Here’s Murrow’s description of the book from the Church for Men site:
A few years ago, my faith in Christ was hanging by a thread. I loved God, but I hated going to church. Sunday morning would find my body in the pews, but my heart was elsewhere. I was so desperate I began exploring alternative religions, including Islam. Did I mention I was an elder in my church?
I was not alone. Truth is, a lot faithful, churchgoing men are not all that excited come Sunday morning. Quite a few attend out of habit, surviving on the memories of victories won years ago. Others attend services simply to keep their wives happy. Most guys do nothing midweek to grow in faith. Few churches are able to sustain a viable men’s ministry.
Why are men so bored in our churches? Of course, there are the hypocrites. But even men who are born-again, Spirit-filled, longtime Christian guys are clamming up and dropping out. What’s going on?
A business guru once said, “Your system is perfectly designed to give you the results you’re getting.” Christianity’s primary delivery system, the local church, is perfectly designed to reach women and older folks. That’s why our pews are filled with them. But this church system offers little to stir the masculine heart, so men find it dull and irrelevant. The more masculine the man, the more likely he is to dislike church.
What do I mean? Men and young adults are drawn to risk, challenge and adventure. But these things are discouraged in the local church. Instead, most congregations offer a safe, nurturing community — an oasis of stability and predictability. Studies show that women and seniors gravitate toward these things. Although our official mission is one of adventure, the actual mission of most congregations is making people feel comfortable and safe — especially longtime members.

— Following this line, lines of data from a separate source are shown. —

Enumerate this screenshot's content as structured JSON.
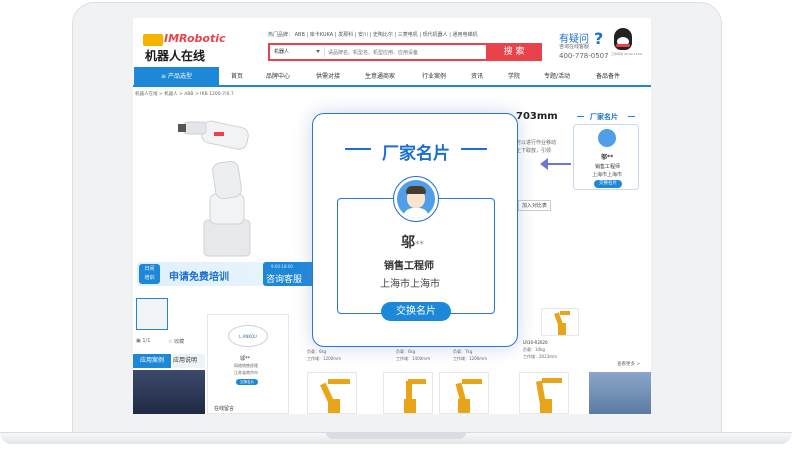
{
  "site": {
    "logo_brand": "IMRobotic",
    "logo_cn": "机器人在线",
    "hot_label": "热门品牌：",
    "hot_brands": [
      "ABB",
      "库卡KUKA",
      "发那科",
      "安川",
      "史陶比尔",
      "三菱电机",
      "现代机器人",
      "通用电梯机"
    ],
    "search_category": "机器人",
    "search_placeholder": "请品牌名、机型名、机型应用、应用设备",
    "search_button": "搜 索",
    "help_title": "有疑问",
    "help_sub": "咨询在线客服",
    "help_phone": "400-778-0507",
    "qq_label": "工作时间 09:00-18:00"
  },
  "nav": {
    "category": "产品选型",
    "items": [
      "首页",
      "品牌中心",
      "供需对接",
      "生意通商家",
      "行业案例",
      "资讯",
      "学院",
      "专题/活动",
      "备品备件"
    ]
  },
  "breadcrumb": "机器人在线 > 机器人 > ABB > IRB 1200-7/0.7",
  "product": {
    "title_partial": "703mm",
    "desc_line1": "可以进行作业移动",
    "desc_line2": "上下取放，引领",
    "compare_label": "加入对比表",
    "thumb_prev": "1/1",
    "share": "分享",
    "favorite": "收藏"
  },
  "promo": {
    "badge": "日间\n培训",
    "text": "申请免费培训",
    "cs_time": "9:00-18:00",
    "cs_label": "咨询客服"
  },
  "side_card": {
    "heading": "厂家名片",
    "name": "邬**",
    "role": "销售工程师",
    "city": "上海市上海市",
    "button": "交换名片"
  },
  "modal": {
    "heading": "厂家名片",
    "name": "邬",
    "name_mask": "**",
    "role": "销售工程师",
    "city": "上海市上海市",
    "button": "交换名片"
  },
  "lower": {
    "cases_tab": "应用案例",
    "cases_tab2": "应用说明",
    "vendor_logo": "L.ANKOU",
    "vendor_name": "邬**",
    "vendor_line1": "网络销售经理",
    "vendor_line2": "江苏省南京市",
    "vendor_button": "交换名片",
    "vendor_more": "在线留言",
    "more": "查看更多 >",
    "products": [
      {
        "spec1": "负载：6kg",
        "spec2": "工作域：1200mm"
      },
      {
        "spec1": "负载：6kg",
        "spec2": "工作域：1400mm"
      },
      {
        "spec1": "负载：7kg",
        "spec2": "工作域：1200mm"
      },
      {
        "spec1": "LR10-R2020",
        "spec2": "负载：10kg",
        "spec3": "工作域：2023mm"
      }
    ]
  },
  "colors": {
    "brand_blue": "#1e88d8",
    "accent_red": "#e8434a",
    "modal_blue": "#2a74d4"
  }
}
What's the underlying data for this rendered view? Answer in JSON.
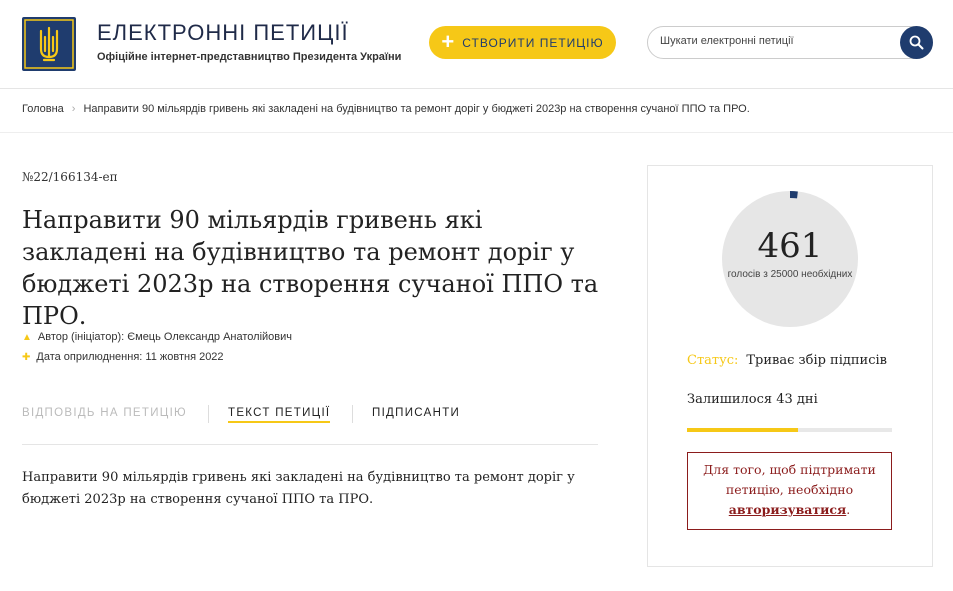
{
  "header": {
    "title": "ЕЛЕКТРОННІ ПЕТИЦІЇ",
    "subtitle": "Офіційне інтернет-представництво Президента України",
    "create_button": "СТВОРИТИ ПЕТИЦІЮ",
    "search_placeholder": "Шукати електронні петиції",
    "logo_icon": "trident-icon",
    "search_icon": "magnifier-icon"
  },
  "breadcrumb": {
    "home": "Головна",
    "current": "Направити 90 мільярдів гривень які закладені на будівництво та ремонт доріг у бюджеті 2023р на створення сучаної ППО та ПРО."
  },
  "petition": {
    "number": "№22/166134-еп",
    "title": "Направити 90 мільярдів гривень які закладені на будівництво та ремонт доріг у бюджеті 2023р на створення сучаної ППО та ПРО.",
    "author": "Автор (ініціатор): Ємець Олександр Анатолійович",
    "date": "Дата оприлюднення: 11 жовтня 2022",
    "body": "Направити 90 мільярдів гривень які закладені на будівництво та ремонт доріг у бюджеті 2023р на створення сучаної ППО та ПРО."
  },
  "tabs": {
    "answer": "ВІДПОВІДЬ НА ПЕТИЦІЮ",
    "text": "ТЕКСТ ПЕТИЦІЇ",
    "signers": "ПІДПИСАНТИ"
  },
  "sidebar": {
    "votes": "461",
    "votes_caption": "голосів з 25000 необхідних",
    "vote_fraction": 0.01844,
    "status_label": "Статус:",
    "status_value": "Триває збір підписів",
    "days_left": "Залишилося 43 дні",
    "time_progress": 0.54,
    "auth_text": "Для того, щоб підтримати петицію, необхідно",
    "auth_link": "авторизуватися",
    "auth_end": "."
  },
  "colors": {
    "brand_blue": "#1f3c6e",
    "accent_yellow": "#f6c817",
    "alert_red": "#8b1c1c",
    "circle_gray": "#e6e6e6"
  }
}
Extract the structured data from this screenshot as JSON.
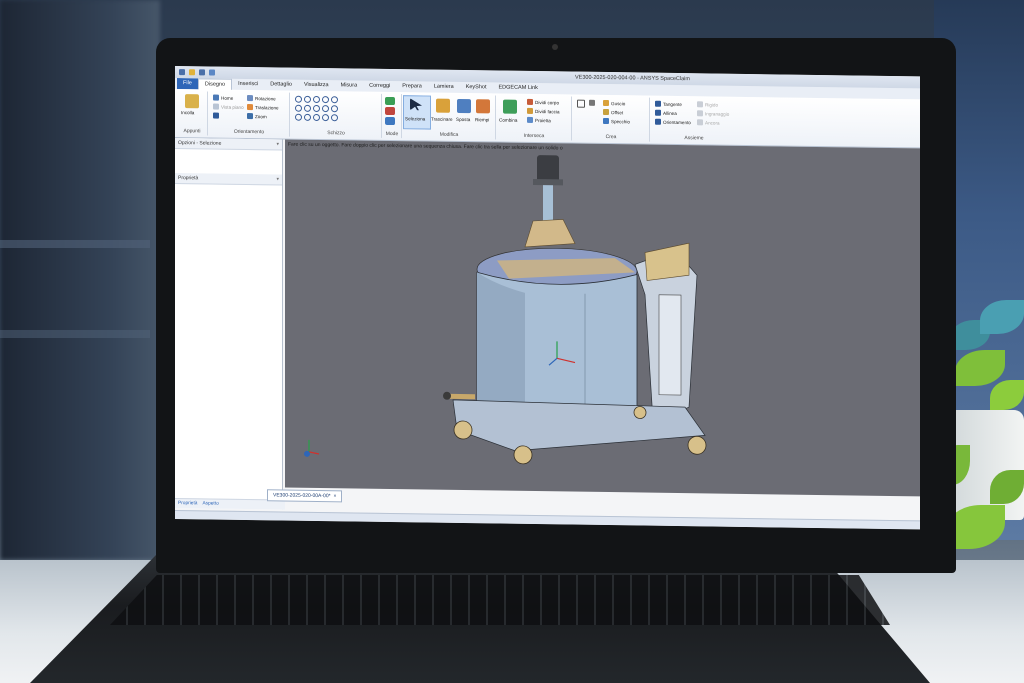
{
  "window": {
    "document_title": "VE300-2025-020-004-00 - ANSYS SpaceClaim"
  },
  "ribbon": {
    "tabs": [
      {
        "label": "File",
        "kind": "file"
      },
      {
        "label": "Disegno",
        "kind": "active"
      },
      {
        "label": "Inserisci",
        "kind": ""
      },
      {
        "label": "Dettaglio",
        "kind": ""
      },
      {
        "label": "Visualizza",
        "kind": ""
      },
      {
        "label": "Misura",
        "kind": ""
      },
      {
        "label": "Correggi",
        "kind": ""
      },
      {
        "label": "Prepara",
        "kind": ""
      },
      {
        "label": "Lamiera",
        "kind": ""
      },
      {
        "label": "KeyShot",
        "kind": ""
      },
      {
        "label": "EDGECAM Link",
        "kind": ""
      }
    ],
    "appunti": {
      "paste": "Incolla",
      "label": "Appunti"
    },
    "orientamento": {
      "home": "Home",
      "rotation": "Rotazione",
      "plane_view": "Vista piano",
      "translate": "Traslazione",
      "zoom": "Zoom",
      "label": "Orientamento"
    },
    "schizzo": {
      "label": "Schizzo"
    },
    "mode": {
      "label": "Mode"
    },
    "modifica": {
      "select": "Seleziona",
      "pull": "Trascinare",
      "move": "Sposta",
      "fill": "Riempi",
      "label": "Modifica"
    },
    "interseca": {
      "combine": "Combina",
      "split_body": "Dividi corpo",
      "split_face": "Dividi faccia",
      "project": "Proietta",
      "label": "Interseca"
    },
    "crea": {
      "shell": "Guscio",
      "offset": "Offset",
      "mirror": "Specchio",
      "label": "Crea"
    },
    "assieme": {
      "tangent": "Tangente",
      "align": "Allinea",
      "orient": "Orientamento",
      "rigid": "Rigido",
      "gear": "Ingranaggio",
      "anchor": "Ancora",
      "label": "Assieme"
    }
  },
  "panels": {
    "structure": "Opzioni - Selezione",
    "properties": "Proprietà",
    "bottom_tabs": [
      "Proprietà",
      "Aspetto"
    ]
  },
  "viewport": {
    "hint": "Fare clic su un oggetto. Fare doppio clic per selezionare una sequenza chiusa. Fare clic tra sella per selezionare un solido o"
  },
  "document_tab": {
    "label": "VE300-2025-020-00A-00*",
    "close": "×"
  },
  "colors": {
    "accent": "#2e66b8",
    "viewport_bg": "#6b6c74",
    "tank": "#9fb4cc",
    "frame": "#d6dde8",
    "brass": "#c8a86a"
  }
}
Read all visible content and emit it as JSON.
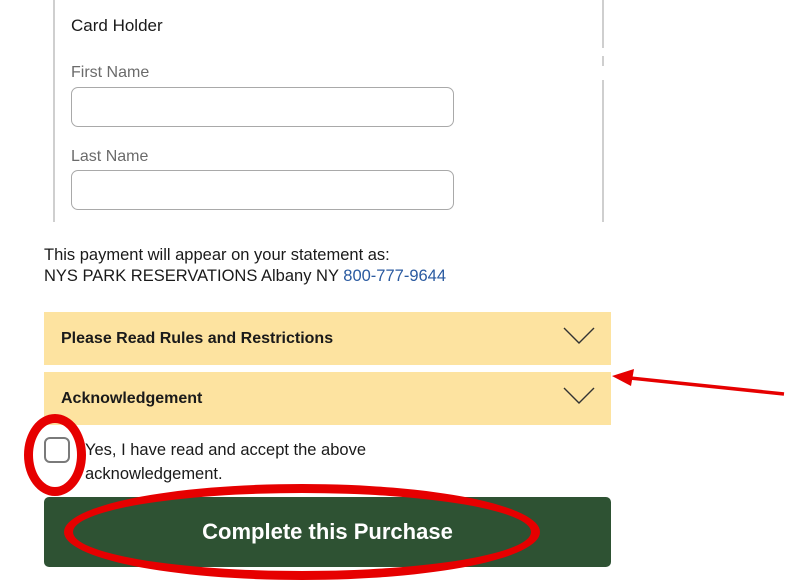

How did Christianity, founded by a man and his 12 male disciples, become the province of women? There is a pattern of feminization in Christianity going back at least 700 years, according to Dr. Leon Podles, author of The Church Impotent: the Feminization of Christianity. But the ball really got rolling in the 1800s. With the dawning of the industrial revolution, large numbers of men sought work in mines, mills and factories, far from home and familiar parish. Women stayed behind — and began remaking the church in their image. The Victorian era saw the rise of church nurseries, Sunday schools, lay choirs, quilting circles, ladies’ teas, soup kitchens, girls’ societies, potluck dinners, etc.
Soon, the very definition of a good Christian had changed: boldness and aggression were out; passivity and receptivity were in. Christians were to be gentle, sensitive and nurturing, focused on home and family rather than accomplishment and career. Believers were not supposed to like sex, tobacco, dancing or other worldly pleasures. The godly were always calm, polite and sociable. This Victorian spirituality still dominates our churches. Those of us who grew up in church hardly notice it; we can’t imagine things any other way. But a male visitor detects the feminine spirit the moment he walks in the sanctuary door. He may feel like Tom Sawyer in Aunt Polly’s parlor; he must watch his language, mind his manners and be extra polite. It’s hard for a man to be real in church because he must squeeze himself into this feminine religious mold.
Men, if you’ve felt out of place in church, it’s not your fault. If you’ve tried and failed to get a men’s ministry going in your church, it’s not your fault. If you can’t get your buddies interested in church, it’s not your fault. The church system is getting the results it’s designed to get. Until that system changes, men will continue to perish, both inside and outside our congregations.
Some of you don’t know what I’m talking about. A feminized church? Some guys are happy with church just as it is, and see no need for change. But try to see church through the eyes of a typical guy. It’s intimidating for a man to hold hands in a circle, to cry in public, or to imagine falling deeply in love with another man (even if his name is Jesus).
If we’re going to be fishers of men, we’ve got to do a better job considering men’s needs and expectations. Jesus did it; so must we.
My book, Why Men Hate Going to Church, offers more than 60 pages of practical ideas for bringing a healthy, life-giving masculine spirit to your congregation – and to your own walk with God.